Diversity, Not Adversity

The recent Emmy Awards had a number of historic wins for communities of color

The recent Emmy Awards had a number of historic wins including Master of None star Lena Waithe as the first African American woman to win an Emmy for her comedy writing, Donald Glover becoming the first African American person to win an Emmy for comedy directing, and Riz Ahmed becoming the first Asian man to win an acting Emmy. As Ahmed accepted his award, he added, “I want to say it’s always strange reaping the rewards of a story that’s based on real world suffering. But if this show has shone a light on some of the prejudices in our society, Islamophobia, some of the injustice in our justice system, then maybe that’s something.” His words directly highlight why diversity in the characters we see on television is so critical during a time when divisions in our society have been given an unfortunate elevated profile.

With the advent of streaming services that provide original content, seeing so many Asian Americans and Pacific Islander (AAPI) characters on the small screen creates the illusion that we are nearing a peak of diversity when it comes to AAPIs. However, a new study released last week titled “Tokens on the Small Screen” thoroughly dismantles this view. The multi-university study examined 242 TV shows and 2,052 series regulations from broadcast, cable, and streaming television scripted shows airing between September 1, 2015 — August 31, 2016.
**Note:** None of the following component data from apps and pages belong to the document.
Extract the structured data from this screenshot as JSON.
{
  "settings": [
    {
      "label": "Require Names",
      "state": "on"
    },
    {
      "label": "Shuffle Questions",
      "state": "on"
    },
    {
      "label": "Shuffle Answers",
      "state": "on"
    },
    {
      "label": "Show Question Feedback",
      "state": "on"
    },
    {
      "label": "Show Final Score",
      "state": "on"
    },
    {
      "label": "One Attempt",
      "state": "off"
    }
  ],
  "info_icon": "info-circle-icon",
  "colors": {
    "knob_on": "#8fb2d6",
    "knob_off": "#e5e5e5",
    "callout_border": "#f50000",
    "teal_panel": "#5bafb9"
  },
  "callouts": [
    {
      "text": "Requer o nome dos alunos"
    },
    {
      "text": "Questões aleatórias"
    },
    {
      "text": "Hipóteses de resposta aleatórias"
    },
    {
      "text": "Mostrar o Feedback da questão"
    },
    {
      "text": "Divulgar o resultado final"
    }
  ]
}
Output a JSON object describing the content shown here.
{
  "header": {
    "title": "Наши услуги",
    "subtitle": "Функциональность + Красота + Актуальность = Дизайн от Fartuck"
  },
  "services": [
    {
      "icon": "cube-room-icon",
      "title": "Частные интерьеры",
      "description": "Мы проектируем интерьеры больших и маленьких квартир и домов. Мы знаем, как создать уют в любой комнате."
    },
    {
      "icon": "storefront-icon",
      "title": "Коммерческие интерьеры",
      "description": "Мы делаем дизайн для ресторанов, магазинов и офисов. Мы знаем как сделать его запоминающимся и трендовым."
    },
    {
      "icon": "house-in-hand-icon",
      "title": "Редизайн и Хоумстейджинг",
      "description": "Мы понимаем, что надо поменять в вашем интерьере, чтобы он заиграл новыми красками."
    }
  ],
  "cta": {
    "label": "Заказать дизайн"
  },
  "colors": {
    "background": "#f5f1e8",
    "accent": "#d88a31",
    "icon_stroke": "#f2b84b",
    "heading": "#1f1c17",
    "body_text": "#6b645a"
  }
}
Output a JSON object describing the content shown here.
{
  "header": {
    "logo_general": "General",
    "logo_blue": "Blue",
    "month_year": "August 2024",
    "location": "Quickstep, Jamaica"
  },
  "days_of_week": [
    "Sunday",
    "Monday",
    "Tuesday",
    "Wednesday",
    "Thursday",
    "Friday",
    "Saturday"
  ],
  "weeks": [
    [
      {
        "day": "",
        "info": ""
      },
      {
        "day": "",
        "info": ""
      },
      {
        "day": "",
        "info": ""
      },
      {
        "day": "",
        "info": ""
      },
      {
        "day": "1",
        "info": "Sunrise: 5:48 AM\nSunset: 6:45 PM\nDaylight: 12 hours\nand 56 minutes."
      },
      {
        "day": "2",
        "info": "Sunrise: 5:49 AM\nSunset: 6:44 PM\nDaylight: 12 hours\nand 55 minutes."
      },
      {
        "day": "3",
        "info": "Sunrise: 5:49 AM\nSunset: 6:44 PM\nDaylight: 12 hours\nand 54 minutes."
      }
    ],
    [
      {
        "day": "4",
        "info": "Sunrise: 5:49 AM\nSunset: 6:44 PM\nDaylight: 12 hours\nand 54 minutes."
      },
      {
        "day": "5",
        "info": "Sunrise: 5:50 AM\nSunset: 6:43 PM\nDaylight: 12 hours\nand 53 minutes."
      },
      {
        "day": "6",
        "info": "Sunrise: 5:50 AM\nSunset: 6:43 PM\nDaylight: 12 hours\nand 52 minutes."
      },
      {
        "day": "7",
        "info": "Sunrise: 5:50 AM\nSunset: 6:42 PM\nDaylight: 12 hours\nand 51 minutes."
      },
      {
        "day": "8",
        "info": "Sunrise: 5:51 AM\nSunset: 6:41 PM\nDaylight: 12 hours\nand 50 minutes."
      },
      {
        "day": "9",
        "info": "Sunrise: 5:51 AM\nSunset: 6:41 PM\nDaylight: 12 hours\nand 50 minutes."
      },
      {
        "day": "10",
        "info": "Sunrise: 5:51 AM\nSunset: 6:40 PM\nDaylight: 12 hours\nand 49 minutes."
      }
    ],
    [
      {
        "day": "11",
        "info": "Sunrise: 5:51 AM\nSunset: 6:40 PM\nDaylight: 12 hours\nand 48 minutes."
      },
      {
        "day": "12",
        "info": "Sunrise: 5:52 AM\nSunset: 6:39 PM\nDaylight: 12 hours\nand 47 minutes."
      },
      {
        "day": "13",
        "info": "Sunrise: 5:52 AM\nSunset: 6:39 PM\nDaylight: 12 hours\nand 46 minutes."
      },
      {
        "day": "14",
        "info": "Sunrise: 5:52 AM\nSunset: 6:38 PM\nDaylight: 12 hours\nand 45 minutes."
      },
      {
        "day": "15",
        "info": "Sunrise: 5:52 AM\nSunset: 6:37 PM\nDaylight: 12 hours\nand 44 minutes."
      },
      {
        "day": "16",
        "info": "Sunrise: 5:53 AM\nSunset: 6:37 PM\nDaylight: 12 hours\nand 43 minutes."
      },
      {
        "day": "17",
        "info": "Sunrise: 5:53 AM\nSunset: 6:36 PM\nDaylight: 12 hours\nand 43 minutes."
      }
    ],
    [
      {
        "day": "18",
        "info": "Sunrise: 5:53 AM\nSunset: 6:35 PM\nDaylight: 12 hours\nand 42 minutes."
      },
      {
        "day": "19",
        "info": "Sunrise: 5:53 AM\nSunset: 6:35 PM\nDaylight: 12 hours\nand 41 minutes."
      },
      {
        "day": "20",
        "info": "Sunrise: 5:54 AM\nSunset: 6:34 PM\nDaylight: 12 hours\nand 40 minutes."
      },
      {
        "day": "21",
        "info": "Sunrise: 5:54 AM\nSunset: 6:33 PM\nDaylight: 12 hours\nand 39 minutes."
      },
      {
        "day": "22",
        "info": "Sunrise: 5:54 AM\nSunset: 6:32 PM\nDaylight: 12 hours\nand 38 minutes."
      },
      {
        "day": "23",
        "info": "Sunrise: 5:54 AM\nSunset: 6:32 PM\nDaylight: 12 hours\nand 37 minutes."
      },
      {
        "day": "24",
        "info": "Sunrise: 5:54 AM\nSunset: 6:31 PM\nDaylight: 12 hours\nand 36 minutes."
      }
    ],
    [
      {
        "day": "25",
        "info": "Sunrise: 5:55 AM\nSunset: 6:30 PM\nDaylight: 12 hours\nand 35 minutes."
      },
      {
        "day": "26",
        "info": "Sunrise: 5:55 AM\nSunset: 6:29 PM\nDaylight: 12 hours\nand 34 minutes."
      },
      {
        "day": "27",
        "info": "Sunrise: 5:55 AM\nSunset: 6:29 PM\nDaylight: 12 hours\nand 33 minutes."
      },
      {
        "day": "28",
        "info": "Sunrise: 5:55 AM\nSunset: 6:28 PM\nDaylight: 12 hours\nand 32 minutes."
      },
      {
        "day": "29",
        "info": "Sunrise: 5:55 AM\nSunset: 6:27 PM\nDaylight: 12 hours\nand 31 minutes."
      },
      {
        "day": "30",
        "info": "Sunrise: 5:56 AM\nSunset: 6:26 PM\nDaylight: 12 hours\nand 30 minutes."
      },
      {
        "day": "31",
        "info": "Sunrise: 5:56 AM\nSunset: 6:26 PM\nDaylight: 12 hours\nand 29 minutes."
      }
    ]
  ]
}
Among the study’s highlights is the finding that 87% of AAPI series regulars are on-screen for less than half an episode and 17% of AAPI series regulars have the lowest screen time on their show. The study also delves into the type of character development television shows allow for AAPI characters. Specifically, when identifying what intimate relationships add to a character’s depth, three times as many white series regulars as AAPIs have romantic and/or familial relationships. Further, television shows also continue to perpetuate harmful racial stereotypes including the forever foreigner, model minority, emasculated male, and exoticized woman.

Advancing Justice | AAJC is committed to the principle of increasing AAPI diversity and perspectives on the small and large screens. Highlighting and profiling those instances where improvements can be made is simply the first step. Calling out white-washing, whether it is for deviation from source content by replacing Asian characters with non-Asian actors, or it is casting non-Asian leads for stories based in Asian countries, has already proven to have profound effects.

Diverse television is simply better television. It provides a unique perspective on the issues and storylines that television shows for so long have played out before a primetime audience. However, even more than that, it humanizes the struggles our communities face and brings our stories into the mainstream of American society. Riz Amhed, once again, made the point succinctly in a pre-Emmys interview when he said, “The mark of a great show is that everyone takes something different from it.” It’s time that viewers receive a fully-rounded characterization of AAPI characters.

Koustubh "K.J." Bagchi is a Senior Staff Attorney for Telecommunications, Technology, and Media